**PROBLEM STATEMENT**
Please check every line of the listing for "雪山飞狐讲小六壬" and copy each line where it is found.

═════ PROVIDED INFORMATION ═════

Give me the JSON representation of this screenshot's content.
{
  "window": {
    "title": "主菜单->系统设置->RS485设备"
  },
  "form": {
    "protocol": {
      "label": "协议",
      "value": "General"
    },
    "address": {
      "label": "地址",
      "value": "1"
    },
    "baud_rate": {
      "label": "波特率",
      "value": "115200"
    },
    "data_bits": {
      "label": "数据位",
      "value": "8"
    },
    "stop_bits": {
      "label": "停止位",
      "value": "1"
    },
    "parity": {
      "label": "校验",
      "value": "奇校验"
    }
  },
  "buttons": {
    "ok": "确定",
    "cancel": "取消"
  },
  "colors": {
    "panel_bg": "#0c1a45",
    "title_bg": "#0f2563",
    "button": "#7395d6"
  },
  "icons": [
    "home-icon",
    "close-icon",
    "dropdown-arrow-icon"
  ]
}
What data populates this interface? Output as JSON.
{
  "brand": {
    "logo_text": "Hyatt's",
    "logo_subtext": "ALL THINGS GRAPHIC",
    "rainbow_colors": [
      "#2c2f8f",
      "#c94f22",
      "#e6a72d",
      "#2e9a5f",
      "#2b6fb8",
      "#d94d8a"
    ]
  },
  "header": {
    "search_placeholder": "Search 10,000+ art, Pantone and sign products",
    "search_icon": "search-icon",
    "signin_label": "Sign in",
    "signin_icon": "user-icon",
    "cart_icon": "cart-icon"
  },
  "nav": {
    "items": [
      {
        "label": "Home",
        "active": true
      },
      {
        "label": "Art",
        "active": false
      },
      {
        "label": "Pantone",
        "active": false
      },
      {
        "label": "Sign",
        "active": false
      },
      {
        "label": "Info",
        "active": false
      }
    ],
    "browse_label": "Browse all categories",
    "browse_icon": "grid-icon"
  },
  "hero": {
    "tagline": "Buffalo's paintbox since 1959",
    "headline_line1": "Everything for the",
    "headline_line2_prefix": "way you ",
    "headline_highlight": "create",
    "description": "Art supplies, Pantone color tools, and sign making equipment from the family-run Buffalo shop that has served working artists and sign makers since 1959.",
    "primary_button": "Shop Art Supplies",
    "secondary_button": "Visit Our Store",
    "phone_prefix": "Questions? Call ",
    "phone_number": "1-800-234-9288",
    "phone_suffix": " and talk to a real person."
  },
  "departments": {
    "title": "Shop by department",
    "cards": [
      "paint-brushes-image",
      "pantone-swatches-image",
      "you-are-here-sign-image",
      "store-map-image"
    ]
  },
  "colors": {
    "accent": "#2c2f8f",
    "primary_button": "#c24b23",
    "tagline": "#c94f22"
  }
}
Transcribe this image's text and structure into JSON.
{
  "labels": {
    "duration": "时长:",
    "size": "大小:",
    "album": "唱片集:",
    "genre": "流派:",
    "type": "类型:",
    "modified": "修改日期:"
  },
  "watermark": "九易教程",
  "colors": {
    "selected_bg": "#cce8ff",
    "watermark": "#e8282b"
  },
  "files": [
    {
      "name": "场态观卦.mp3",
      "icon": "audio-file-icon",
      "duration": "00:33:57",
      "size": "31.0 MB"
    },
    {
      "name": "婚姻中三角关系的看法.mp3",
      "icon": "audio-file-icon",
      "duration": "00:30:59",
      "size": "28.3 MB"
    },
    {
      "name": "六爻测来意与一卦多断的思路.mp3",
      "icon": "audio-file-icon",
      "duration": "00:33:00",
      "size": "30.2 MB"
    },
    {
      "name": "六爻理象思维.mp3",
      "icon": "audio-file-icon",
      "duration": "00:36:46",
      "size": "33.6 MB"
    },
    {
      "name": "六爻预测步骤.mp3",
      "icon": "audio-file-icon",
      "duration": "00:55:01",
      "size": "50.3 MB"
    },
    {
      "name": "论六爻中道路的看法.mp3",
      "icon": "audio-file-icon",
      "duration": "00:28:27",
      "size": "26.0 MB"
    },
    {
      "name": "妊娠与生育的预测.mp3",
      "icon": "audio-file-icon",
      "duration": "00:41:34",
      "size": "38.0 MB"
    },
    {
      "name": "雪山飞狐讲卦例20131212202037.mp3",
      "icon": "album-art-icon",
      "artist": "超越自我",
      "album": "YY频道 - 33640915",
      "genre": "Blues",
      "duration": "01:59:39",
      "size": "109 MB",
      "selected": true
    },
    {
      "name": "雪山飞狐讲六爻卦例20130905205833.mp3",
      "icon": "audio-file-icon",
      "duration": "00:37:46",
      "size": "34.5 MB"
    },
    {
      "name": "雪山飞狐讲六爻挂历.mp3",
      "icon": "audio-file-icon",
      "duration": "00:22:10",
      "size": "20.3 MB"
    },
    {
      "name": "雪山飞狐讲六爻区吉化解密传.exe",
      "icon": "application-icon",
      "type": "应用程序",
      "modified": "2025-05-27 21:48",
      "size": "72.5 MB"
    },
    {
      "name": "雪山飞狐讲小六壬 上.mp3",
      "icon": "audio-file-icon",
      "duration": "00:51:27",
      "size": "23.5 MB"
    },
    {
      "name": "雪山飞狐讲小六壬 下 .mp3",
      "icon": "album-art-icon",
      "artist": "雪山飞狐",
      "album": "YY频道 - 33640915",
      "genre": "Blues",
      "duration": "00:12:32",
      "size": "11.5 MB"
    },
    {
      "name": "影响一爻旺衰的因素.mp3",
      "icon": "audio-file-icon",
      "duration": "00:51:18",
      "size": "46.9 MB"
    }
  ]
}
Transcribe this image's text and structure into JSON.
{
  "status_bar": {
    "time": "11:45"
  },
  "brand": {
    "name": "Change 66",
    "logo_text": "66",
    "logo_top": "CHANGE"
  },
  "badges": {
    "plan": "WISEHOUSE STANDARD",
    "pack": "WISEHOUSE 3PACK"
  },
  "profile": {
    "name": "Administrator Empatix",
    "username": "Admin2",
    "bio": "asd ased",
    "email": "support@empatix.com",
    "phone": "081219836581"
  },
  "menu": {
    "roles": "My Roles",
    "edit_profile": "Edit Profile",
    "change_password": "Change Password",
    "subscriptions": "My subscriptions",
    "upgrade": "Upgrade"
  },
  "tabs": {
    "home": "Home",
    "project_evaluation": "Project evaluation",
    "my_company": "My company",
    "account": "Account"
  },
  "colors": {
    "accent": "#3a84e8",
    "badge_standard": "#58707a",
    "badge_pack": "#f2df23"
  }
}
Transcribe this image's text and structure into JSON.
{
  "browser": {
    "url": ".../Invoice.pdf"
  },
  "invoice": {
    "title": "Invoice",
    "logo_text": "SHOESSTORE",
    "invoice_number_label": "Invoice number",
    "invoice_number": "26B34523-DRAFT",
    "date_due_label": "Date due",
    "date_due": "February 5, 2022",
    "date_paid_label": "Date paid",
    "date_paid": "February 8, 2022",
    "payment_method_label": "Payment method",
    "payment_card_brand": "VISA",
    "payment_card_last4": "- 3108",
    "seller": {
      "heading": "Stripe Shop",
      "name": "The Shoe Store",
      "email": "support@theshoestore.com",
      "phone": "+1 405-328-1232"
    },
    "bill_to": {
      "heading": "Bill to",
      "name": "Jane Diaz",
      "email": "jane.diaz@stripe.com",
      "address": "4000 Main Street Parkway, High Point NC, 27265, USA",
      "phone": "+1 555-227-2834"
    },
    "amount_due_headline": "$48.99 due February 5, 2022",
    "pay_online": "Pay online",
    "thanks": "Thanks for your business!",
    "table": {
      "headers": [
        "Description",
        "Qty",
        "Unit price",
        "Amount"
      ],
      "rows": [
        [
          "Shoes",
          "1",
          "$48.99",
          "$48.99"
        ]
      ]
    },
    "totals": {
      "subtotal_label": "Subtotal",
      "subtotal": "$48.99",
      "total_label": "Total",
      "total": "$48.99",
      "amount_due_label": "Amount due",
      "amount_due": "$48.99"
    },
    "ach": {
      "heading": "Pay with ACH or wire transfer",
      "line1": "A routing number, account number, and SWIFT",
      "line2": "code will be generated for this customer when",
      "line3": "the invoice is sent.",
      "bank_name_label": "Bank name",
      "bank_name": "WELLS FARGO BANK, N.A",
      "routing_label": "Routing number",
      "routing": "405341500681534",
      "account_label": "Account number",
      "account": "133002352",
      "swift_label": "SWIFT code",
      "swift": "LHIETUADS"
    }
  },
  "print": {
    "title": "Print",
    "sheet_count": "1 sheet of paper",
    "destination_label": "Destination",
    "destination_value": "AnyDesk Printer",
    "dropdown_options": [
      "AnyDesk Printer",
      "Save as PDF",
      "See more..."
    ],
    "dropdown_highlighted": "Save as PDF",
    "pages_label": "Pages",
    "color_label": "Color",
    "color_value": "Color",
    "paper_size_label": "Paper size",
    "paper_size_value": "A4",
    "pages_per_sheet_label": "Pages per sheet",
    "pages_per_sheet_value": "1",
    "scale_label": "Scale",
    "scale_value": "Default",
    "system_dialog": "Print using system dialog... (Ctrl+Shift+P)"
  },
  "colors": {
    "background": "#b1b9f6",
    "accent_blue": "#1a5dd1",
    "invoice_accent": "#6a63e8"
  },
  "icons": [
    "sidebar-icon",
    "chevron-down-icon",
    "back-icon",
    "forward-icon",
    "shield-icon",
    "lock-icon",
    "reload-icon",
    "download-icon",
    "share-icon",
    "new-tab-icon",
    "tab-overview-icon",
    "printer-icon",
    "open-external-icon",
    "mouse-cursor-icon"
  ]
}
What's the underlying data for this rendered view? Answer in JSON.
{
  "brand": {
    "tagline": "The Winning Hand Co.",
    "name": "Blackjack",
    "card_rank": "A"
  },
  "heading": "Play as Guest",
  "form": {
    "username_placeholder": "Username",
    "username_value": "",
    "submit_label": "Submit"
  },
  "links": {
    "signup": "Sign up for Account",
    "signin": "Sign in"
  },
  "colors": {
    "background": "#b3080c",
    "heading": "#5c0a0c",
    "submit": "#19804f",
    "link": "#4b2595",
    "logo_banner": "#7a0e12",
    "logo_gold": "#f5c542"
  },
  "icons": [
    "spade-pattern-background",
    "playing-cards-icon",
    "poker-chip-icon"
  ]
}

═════

**WRITTEN ANSWER**
      "name": "雪山飞狐讲小六壬 上.mp3",
      "name": "雪山飞狐讲小六壬 下 .mp3",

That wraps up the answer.